As the observations on the admissibility and merits had not been received by the indicated time-limit, on 11 May 2004 the applicant's representative was advised by registered mail that the failure to submit observations might result in the strike-out of his application. He was also informed that the Court had taken into account the statement by the applicant's heir expressing the wish to pursue the proceedings before the Court and he was therefore to provide a written statement explaining the heir's legitimate interest in having the proceedings pursued. As it appears from the acknowledgement-of-receipt card, the letter was delivered on 28 May 2004.

To date neither the observations on the admissibility and merits nor the above statement have been received.

The Court recalls Article 37 of the Convention which, in the relevant part, reads as follows:

“1. The Court may at any stage of the proceedings decide to strike an application out of its list of cases where the circumstances lead to the conclusion that

(a) the applicant does not intend to pursue his application;


However, the Court shall continue the examination of the application if respect for human rights as defined in the Convention and the Protocols thereto so requires.”

The Court notes that the applicant's representative was advised that he was to submit written observations on the admissibility and merits of the case. He subsequently received a reminder thereof. No response has been received to date. The Court infers therefrom that the applicant's heir does not intend to pursue his application. Furthermore, it considers that respect for human rights as defined in the Convention and its Protocols does not require it to continue the examination of the case.

In these circumstances it considers that the case should be struck out of the list in accordance with Article 37 § 1 (a) of the Convention.
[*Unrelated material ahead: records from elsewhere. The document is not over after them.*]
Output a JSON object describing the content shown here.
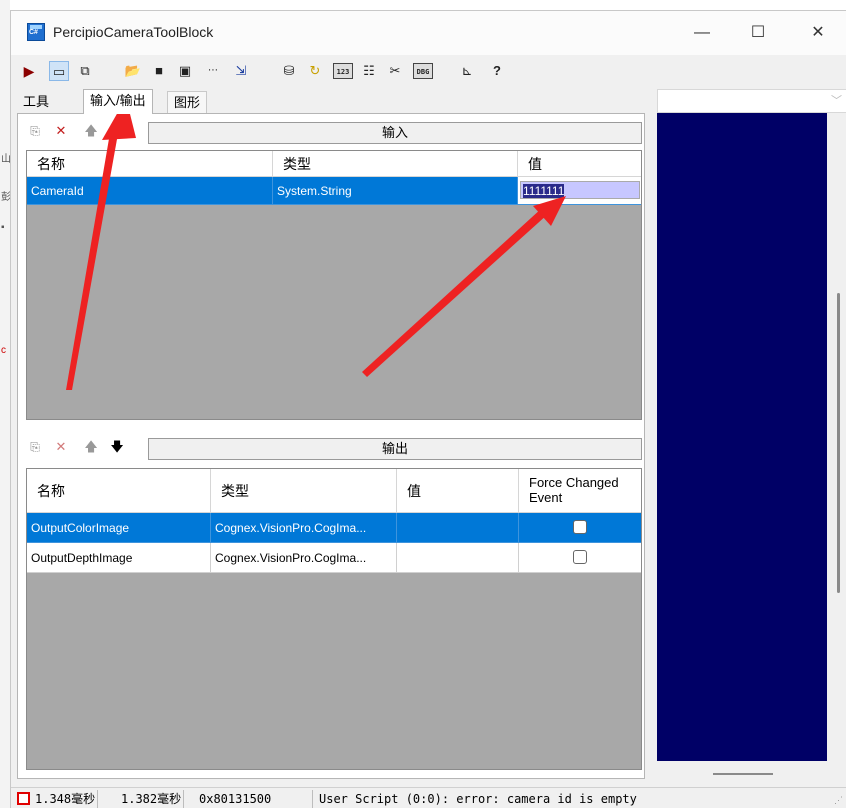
{
  "window": {
    "title": "PercipioCameraToolBlock",
    "minimize_glyph": "—",
    "maximize_glyph": "☐",
    "close_glyph": "✕"
  },
  "toolbar": {
    "icons": [
      "run-icon",
      "display-icon",
      "copy-icon",
      "open-icon",
      "save-icon",
      "camera-icon",
      "dotted-icon",
      "import-icon",
      "database-icon",
      "refresh-icon",
      "123-icon",
      "edit-icon",
      "tools-icon",
      "dbg-icon",
      "ruler-icon",
      "help-icon"
    ],
    "labels": {
      "num": "123",
      "dbg": "DBG"
    }
  },
  "tabs": [
    {
      "label": "工具"
    },
    {
      "label": "输入/输出"
    },
    {
      "label": "图形"
    }
  ],
  "input_section": {
    "label": "输入",
    "columns": [
      "名称",
      "类型",
      "值"
    ],
    "rows": [
      {
        "name": "CameraId",
        "type": "System.String",
        "value": "1111111"
      }
    ]
  },
  "output_section": {
    "label": "输出",
    "columns": [
      "名称",
      "类型",
      "值",
      "Force Changed Event"
    ],
    "rows": [
      {
        "name": "OutputColorImage",
        "type": "Cognex.VisionPro.CogIma...",
        "value": "",
        "force_changed": false
      },
      {
        "name": "OutputDepthImage",
        "type": "Cognex.VisionPro.CogIma...",
        "value": "",
        "force_changed": false
      }
    ]
  },
  "statusbar": {
    "time1": "1.348毫秒",
    "time2": "1.382毫秒",
    "code": "0x80131500",
    "message": "User Script (0:0): error: camera id is empty"
  },
  "colors": {
    "selection": "#0078d7",
    "display_bg": "#000066",
    "arrow": "#ee2222",
    "edit_bg": "#c7c7ff"
  }
}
For these reasons, the Court unanimously

Decides to strike the application out of its list of cases.

Søren Nielsen Christos Rozakis 
Registrar President